Data excerpts:
----

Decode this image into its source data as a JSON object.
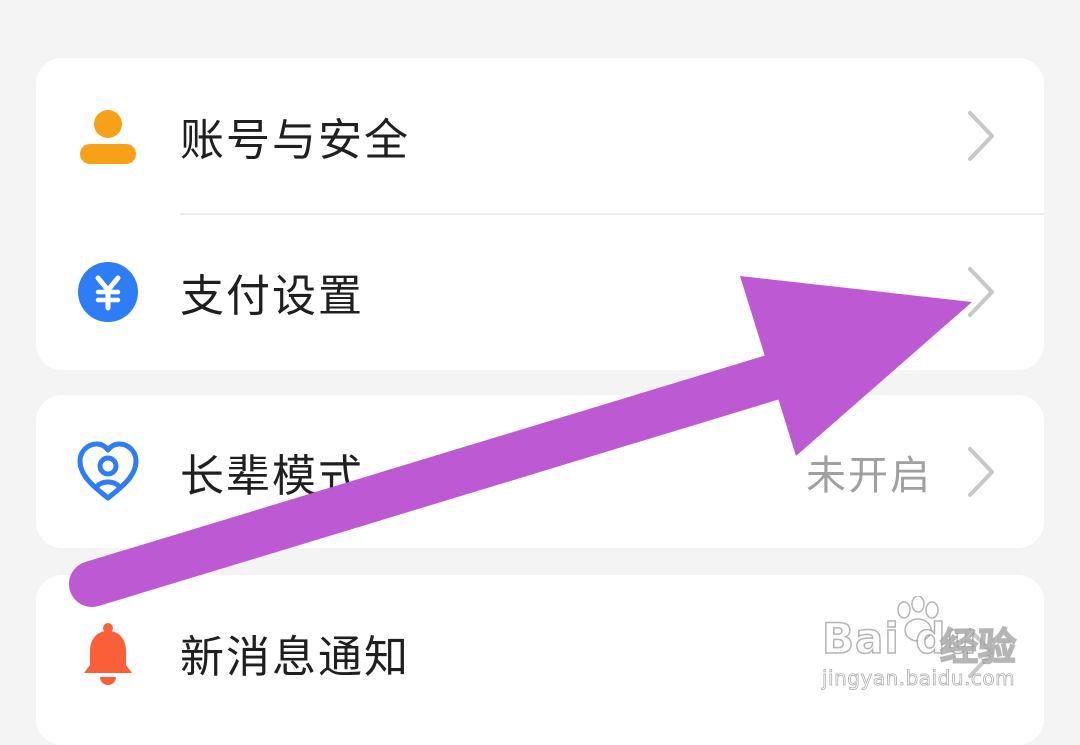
{
  "settings": {
    "account": {
      "label": "账号与安全",
      "icon": "person-icon"
    },
    "payment": {
      "label": "支付设置",
      "icon": "yuan-icon"
    },
    "elder_mode": {
      "label": "长辈模式",
      "value": "未开启",
      "icon": "heart-icon"
    },
    "notifications": {
      "label": "新消息通知",
      "icon": "bell-icon"
    }
  },
  "watermark": {
    "brand": "Bai du",
    "product": "经验",
    "url": "jingyan.baidu.com"
  },
  "colors": {
    "account_icon": "#f7a118",
    "payment_icon": "#2e7cf6",
    "elder_icon": "#2e7cf6",
    "bell_icon": "#f9603a",
    "annotation_arrow": "#bd5ad3"
  }
}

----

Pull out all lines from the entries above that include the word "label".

RESULT OF THIS EXERCISE:
      "label": "账号与安全",
      "label": "支付设置",
      "label": "长辈模式",
      "label": "新消息通知",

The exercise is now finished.